A was not, in fact, attached to the Wachovia HELOC at the time of
execution. A failure to recall is not affirmative evidence that
it was not there.
Wells Fargo's obligation to provide a description of Unit 2
sufficient to identify it,
N.J.S.A. 25:1-11(a)(1), was fulfilled
by Schedule A's reference to the Cicenia Deed.
Defendants argue that this matter is similar to a case
recently resolved by the New York Appellate Division, Second
Department, Maurice v. Maurice,
131 A.D.3d 454 (N.Y. App. Div.
2015), where that court determined a deed having a deficient
description of the mortgaged property was invalid. Id. at 455-
57. In Maurice, an action to quiet title, the plaintiff submitted
a deed that did not include a property description above his
mother's signature and contained a blank space in the area where
the description of the property was usually set forth. Id. at

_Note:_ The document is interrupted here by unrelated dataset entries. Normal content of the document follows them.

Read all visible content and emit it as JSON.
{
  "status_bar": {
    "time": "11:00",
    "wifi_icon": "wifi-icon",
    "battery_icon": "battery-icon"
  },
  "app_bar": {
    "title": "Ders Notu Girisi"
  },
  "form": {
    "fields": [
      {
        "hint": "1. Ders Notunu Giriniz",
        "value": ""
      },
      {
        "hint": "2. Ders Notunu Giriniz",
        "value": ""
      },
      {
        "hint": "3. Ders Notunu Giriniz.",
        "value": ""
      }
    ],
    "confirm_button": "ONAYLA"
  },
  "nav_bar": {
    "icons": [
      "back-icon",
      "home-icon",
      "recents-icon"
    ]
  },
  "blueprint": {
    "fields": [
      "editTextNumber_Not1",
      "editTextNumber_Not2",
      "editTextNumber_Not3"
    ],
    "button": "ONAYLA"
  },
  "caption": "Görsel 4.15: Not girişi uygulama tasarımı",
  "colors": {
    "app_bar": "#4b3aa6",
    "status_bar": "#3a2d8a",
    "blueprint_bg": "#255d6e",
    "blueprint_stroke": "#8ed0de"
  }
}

Unlike in New Jersey, New York case law states that "a deed
conveying real property must set forth 'a specific grantor, a

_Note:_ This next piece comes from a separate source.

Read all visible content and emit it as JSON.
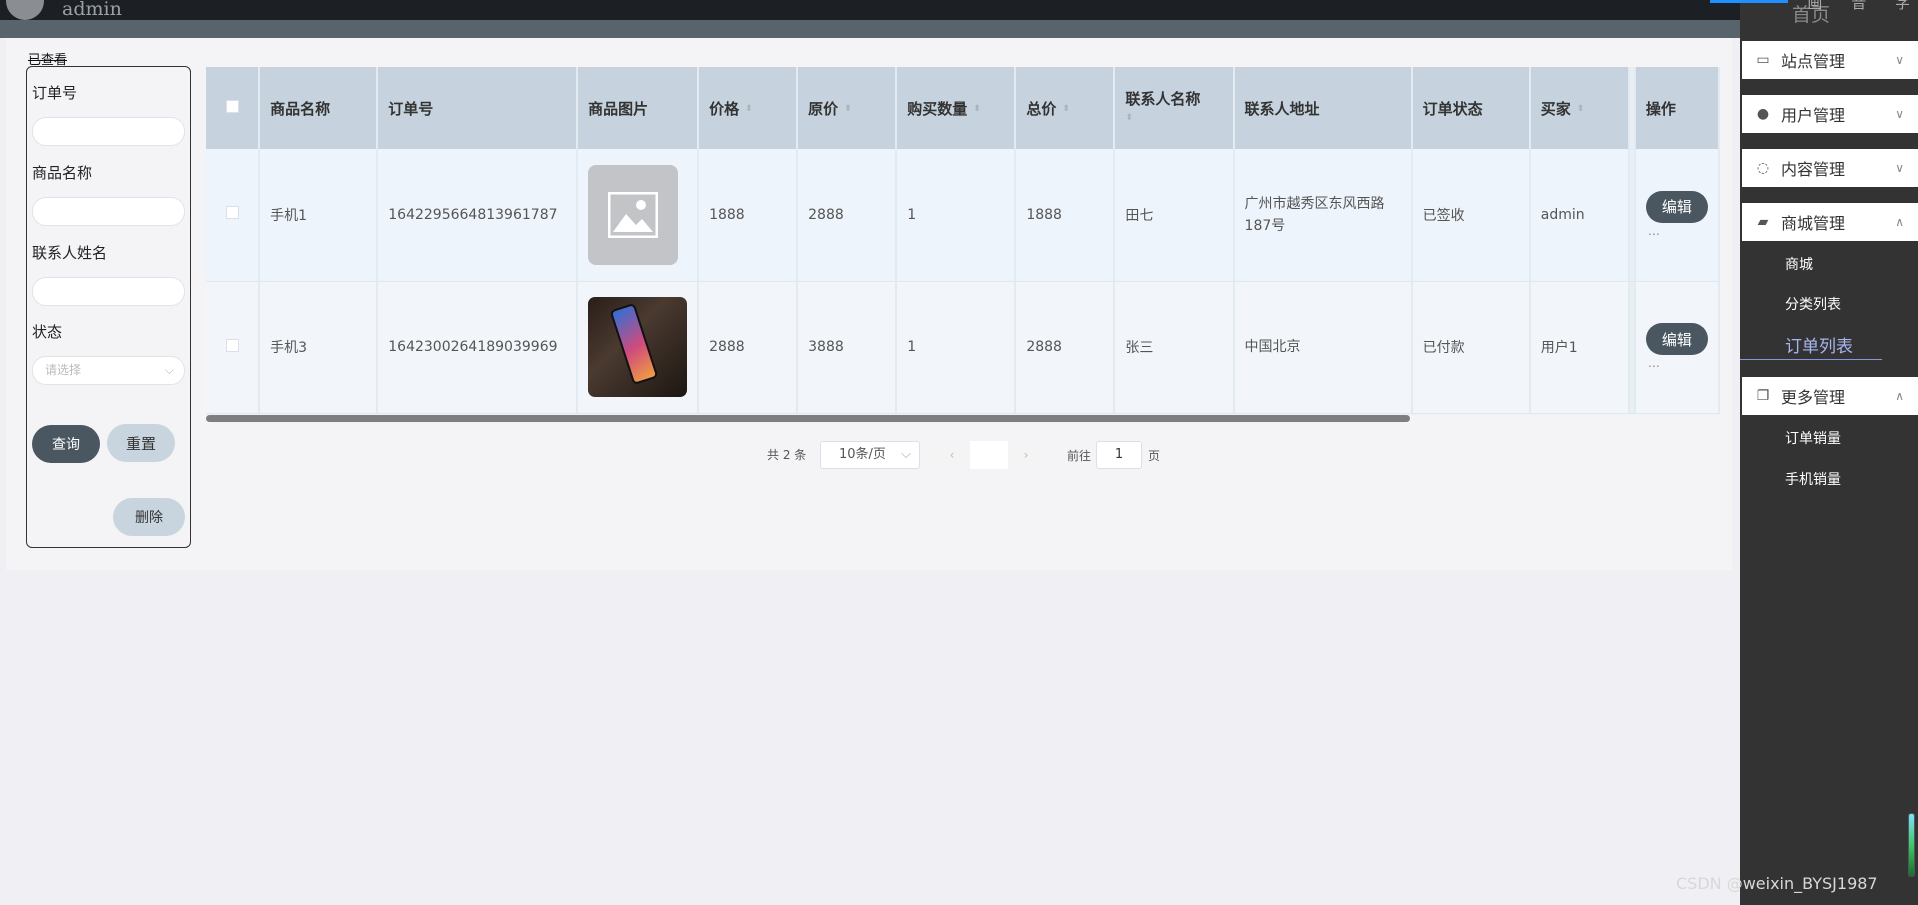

specific grantee, a property designation of the property, a recital
of the consideration, and . . . technical operative words.'" Id.
at 456 (alteration in original) (quoting Cohen v. Cohen,
933, 933 (N.Y. App. Div. 1919)). "A deed which contains a blank
space instead of a description when signed is not an instrument
of conveyance." Ibid. (quoting Rekis v. Lake Minnewaska Mountain
170 A.D.2d 124, 127 (N.Y. App. Div. 1991)). Because
the deed did not contain a property description, "it was void for
uncertainty." Ibid. Additionally, a "Schedule A" document, which
contained a metes and bounds description of the property, "and was
allegedly found in the files of the law firm which prepared the
1999 deed, could not serve as a legal property description, as the
1999 deed contained no language incorporating it by reference."
131 A.D 3d at 456. The court thus affirmed the trial
court's ruling that the deed was invalid. Id. at 456-57.
Unlike in Maurice, where the Schedule A was found in the
files of a law firm which had prepared the deed,
131 A.D 3d at
456, the Schedule A document in this matter was recorded as part
of the Wachovia HELOC. We are therefore unpersuaded by this
Our recording statutes govern mortgage priorities.
46:26A-1 to -12. "Lenders and other parties are generally charged
with constructive notice of instruments that are properly
recorded." Sovereign Bank v. Gillis,
432 N.J. Super. 36, 43-44
(App. Div. 2013) (citing Cox v. RKA Corp.,
164 N.J. 487, 496
(2000)). "Any recorded document affecting the title to real
property is, from the time of recording, notice to all subsequent
purchasers, mortgagees and judgment creditors of the execution of
the document recorded and its contents."
A party is presumed to be a bona fide purchaser unless proven
otherwise. Reaves v. Egg Harbor Twp.,
277 N.J. Super. 360, 366
(Ch. Div. 1994). The burden is on Wells Fargo to show Latef had
either actual, constructive, or inquiry notice of the Wachovia
HELOC. It is "the duty of the purchaser to search the grantor and
other pertinent recording indexes for each holder of record title
for the period during which he [or she] held such title." Garden
109 N.J. Super. at 533.
The Wachovia HELOC with the attached Schedule A was recorded
and indexed by the name of the mortgagor, Cicenia, by the Hudson
County Register's Office.
N.J.S.A. 46:26A-8(c). The name was
spelled correctly, thereby allowing for a successful title search.
Manchester Fund, Ltd. v. First Am. Title Ins. Co.,
332 N.J. Super.
336, 344 (Law Div. 1999). Schedule A referenced by incorporation
the Cicenia deed, which sufficiently described Unit 2. Therefore,
defendants had record or constructive notice of Wells Fargo's
interest in Unit 2 via the Wachovia HELOC.